Peace I leave with you; my peace I give to you. Not as the world gives do I give to you. Let not your hearts be troubled, neither let them be afraid.
Could the comfort of the Gospel be any clearer? He wants to give you peace unlike any so-called peace that the world can give. Peace treaties can be temporary. World peace is elusive. It’s not going to happen! In the last days there will be wars and rumors of wars. The peace Jesus leaves with you is peace with the Lord. That heavenly peace breaks into human history on Jesus’ Cross and vicarious sacrifice. That peace with God translates into peace between those with whom God has made peace. You are to be at peace with one another and love one another. That is how Christians are to be known. And not by backbiting, gossip, making assumptions, plotting behind another’s back, abuse, neglect, uninformed speculation, or even little snide comments that often ARE overheard.
Jesus gives you peace with God. You have the promise of life eternal, an end to the war humanity has fought with God since the Battle of Eden. Jesus signed the peace treaty with His own blood. That is His testament for you, your inheritance of peace. Therefore, make peace with all around you. Share the peace of Christ. Be of one accord in Christ.
Peace I leave with you; my peace I give to you. Not as the world gives do I give to you. Let not your hearts be troubled, neither let them be afraid.
During the Lent and Easter seasons, we alternated Divine Service on Wednesdays with the service of Compline, Prayer at the Close of the Day. Compline is a bedtime service. Our practice has been to include a sermon at the very beginning, but the basic idea of the service historically and pastorally was to give Gospel comfort to Christians so that they may watch with Christ when awake and when asleep, may rest in peace. Brief readings follow confession and absolution, a psalm, and a hymn. This portion of John 14 is one of those brief, comforting, Gospel readings.

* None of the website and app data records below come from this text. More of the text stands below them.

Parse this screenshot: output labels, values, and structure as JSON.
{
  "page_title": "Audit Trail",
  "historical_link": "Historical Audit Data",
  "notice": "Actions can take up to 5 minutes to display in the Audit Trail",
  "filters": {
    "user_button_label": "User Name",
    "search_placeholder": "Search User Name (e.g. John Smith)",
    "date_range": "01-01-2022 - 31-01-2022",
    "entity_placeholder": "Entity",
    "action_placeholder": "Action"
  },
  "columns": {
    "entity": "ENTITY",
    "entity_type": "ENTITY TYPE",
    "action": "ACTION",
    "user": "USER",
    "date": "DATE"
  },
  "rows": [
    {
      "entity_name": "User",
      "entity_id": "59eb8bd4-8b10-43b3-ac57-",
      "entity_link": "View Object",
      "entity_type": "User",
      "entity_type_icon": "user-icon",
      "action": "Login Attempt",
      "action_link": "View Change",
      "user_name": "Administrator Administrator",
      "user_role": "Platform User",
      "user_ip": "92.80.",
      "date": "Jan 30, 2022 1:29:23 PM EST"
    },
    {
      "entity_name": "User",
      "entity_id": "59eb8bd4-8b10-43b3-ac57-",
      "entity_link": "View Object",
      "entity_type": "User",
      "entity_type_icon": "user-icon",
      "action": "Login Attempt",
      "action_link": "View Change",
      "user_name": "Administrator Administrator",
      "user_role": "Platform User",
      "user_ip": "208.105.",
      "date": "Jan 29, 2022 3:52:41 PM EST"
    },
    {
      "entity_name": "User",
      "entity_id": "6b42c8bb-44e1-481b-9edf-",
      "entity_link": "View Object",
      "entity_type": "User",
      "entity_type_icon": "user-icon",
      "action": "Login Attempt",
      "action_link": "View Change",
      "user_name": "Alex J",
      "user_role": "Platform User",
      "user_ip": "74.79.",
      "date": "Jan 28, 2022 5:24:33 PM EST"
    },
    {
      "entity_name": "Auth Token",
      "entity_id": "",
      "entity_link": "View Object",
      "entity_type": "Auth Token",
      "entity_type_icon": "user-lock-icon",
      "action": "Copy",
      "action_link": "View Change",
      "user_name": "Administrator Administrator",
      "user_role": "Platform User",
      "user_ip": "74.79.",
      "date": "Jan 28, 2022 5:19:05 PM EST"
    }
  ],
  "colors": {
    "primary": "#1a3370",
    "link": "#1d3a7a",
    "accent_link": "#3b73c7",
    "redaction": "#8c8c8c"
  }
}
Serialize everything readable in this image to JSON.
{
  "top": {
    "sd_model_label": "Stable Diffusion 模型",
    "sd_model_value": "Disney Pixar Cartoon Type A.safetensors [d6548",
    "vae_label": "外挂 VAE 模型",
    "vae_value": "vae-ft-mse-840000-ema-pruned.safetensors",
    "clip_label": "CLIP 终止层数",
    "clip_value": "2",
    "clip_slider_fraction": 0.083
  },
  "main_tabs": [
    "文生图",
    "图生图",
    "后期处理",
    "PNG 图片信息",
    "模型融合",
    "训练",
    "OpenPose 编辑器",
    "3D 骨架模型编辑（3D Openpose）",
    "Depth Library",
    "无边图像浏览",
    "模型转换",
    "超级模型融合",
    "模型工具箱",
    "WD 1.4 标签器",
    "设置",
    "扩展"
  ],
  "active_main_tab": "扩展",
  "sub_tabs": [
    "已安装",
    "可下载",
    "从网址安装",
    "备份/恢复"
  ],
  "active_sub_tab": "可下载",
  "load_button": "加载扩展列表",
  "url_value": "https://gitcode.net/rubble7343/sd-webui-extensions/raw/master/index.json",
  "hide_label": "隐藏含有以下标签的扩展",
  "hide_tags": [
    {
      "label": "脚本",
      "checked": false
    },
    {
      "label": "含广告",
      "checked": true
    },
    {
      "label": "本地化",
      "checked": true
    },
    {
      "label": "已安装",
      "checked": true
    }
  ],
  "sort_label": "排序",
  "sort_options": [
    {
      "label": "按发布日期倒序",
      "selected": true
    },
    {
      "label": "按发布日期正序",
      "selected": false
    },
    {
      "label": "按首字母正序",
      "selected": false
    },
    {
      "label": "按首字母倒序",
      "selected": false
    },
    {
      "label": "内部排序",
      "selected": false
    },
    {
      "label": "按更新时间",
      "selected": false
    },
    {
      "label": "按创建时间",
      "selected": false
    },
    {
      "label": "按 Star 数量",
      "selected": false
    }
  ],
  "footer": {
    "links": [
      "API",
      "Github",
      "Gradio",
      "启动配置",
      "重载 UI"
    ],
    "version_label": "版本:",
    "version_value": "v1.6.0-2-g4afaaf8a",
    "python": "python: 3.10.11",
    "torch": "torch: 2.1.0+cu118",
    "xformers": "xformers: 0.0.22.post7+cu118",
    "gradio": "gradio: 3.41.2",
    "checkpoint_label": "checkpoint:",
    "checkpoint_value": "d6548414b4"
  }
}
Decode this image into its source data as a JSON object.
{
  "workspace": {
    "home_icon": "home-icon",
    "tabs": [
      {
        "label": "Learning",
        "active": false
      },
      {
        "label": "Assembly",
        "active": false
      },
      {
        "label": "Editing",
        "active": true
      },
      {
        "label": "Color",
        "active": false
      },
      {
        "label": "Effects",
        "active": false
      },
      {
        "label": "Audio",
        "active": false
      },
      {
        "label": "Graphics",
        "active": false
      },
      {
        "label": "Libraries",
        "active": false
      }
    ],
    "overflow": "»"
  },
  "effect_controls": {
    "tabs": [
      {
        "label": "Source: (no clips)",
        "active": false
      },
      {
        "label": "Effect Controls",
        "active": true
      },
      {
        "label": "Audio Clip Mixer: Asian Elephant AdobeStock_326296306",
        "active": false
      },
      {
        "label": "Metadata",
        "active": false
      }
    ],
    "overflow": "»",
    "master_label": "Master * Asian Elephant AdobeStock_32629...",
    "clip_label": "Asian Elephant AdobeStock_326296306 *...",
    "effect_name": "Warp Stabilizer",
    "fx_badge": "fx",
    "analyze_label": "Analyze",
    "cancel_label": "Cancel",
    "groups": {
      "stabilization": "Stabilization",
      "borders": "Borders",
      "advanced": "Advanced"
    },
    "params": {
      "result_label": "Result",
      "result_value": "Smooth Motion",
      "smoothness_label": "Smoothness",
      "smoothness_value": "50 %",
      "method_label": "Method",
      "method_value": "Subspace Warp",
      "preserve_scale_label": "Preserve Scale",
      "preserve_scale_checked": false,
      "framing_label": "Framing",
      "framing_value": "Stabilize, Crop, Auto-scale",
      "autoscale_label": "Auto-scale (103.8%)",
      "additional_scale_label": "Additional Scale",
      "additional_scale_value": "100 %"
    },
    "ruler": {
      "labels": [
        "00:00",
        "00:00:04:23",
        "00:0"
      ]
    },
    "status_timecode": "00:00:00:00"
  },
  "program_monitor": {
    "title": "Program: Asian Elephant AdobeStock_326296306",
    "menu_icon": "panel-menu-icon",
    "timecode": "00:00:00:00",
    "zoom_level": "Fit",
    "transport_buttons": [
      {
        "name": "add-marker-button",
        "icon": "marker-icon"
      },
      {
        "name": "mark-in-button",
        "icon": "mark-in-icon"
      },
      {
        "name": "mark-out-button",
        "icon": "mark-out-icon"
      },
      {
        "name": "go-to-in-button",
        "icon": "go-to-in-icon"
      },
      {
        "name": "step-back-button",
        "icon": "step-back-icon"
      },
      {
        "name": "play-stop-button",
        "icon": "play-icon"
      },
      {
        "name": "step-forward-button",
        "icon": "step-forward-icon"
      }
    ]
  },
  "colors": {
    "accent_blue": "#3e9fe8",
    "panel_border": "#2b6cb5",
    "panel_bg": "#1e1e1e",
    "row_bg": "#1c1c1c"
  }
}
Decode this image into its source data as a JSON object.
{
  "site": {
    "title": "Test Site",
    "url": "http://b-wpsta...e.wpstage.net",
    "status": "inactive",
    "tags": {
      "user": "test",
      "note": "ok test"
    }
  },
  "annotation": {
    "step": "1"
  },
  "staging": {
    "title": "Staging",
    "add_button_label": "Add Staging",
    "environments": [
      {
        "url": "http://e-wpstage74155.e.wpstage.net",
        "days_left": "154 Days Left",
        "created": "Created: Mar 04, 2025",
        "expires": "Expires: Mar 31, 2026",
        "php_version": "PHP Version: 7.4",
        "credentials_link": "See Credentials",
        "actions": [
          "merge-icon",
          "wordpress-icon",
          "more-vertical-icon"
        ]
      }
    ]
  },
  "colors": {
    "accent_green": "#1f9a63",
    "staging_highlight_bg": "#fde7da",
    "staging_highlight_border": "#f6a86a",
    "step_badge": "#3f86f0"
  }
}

As we enter the long Trinity Season with its green paraments, we will resume alternating Divine Service on Wednesdays with the service of Evening Prayer. Gospel comfort will continue all summer and fall here, especially on Wednesday evenings and Sunday mornings. Some people will search all summer, some all fall, and some their whole life long for something give them the comfort they’ve been avoiding or missing in Christ. In St. Augustine's Confessions (Lib 1,1-2,2.5,5: CSEL 33, 1-5) Augustine shares the truth, "You have made us for yourself, O Lord, and our heart is restless until it rests in you."
Peace I leave with you; my peace I give to you. Not as the world gives do I give to you. Let not your hearts be troubled, neither let them be afraid.

Jesus continues: You heard me say to you, 'I am going away, and I will come to you.' If you loved me, you would have rejoiced, because I am going to the Father, for the Father is greater than I. And now I have told you before it takes place, so that when it does take place you may believe. I will no longer talk much with you, for the ruler of this world is coming. He has no claim on me, but I do as the Father has commanded me, so that the world may know that I love the Father. Rise, let us go from here.”
Let us rejoice! The Son has gone to the Father to prepare a place for us! Alleluia! He is Risen! He is Risen indeed! Alleluia! He has told us many things before they take place so that you would not be deceived. The one sent from heaven returned to heaven at His ascension, yet He abides with you until the end of the age. He will never leave you nor forsake you. You have His peace with you and His comforting presence for you. His Spirit abides within you! What wondrous love is this! The Peace of the Lord be with you always. Amen.

In the Name of the Father and of the + Son and of the Holy Spirit. Amen.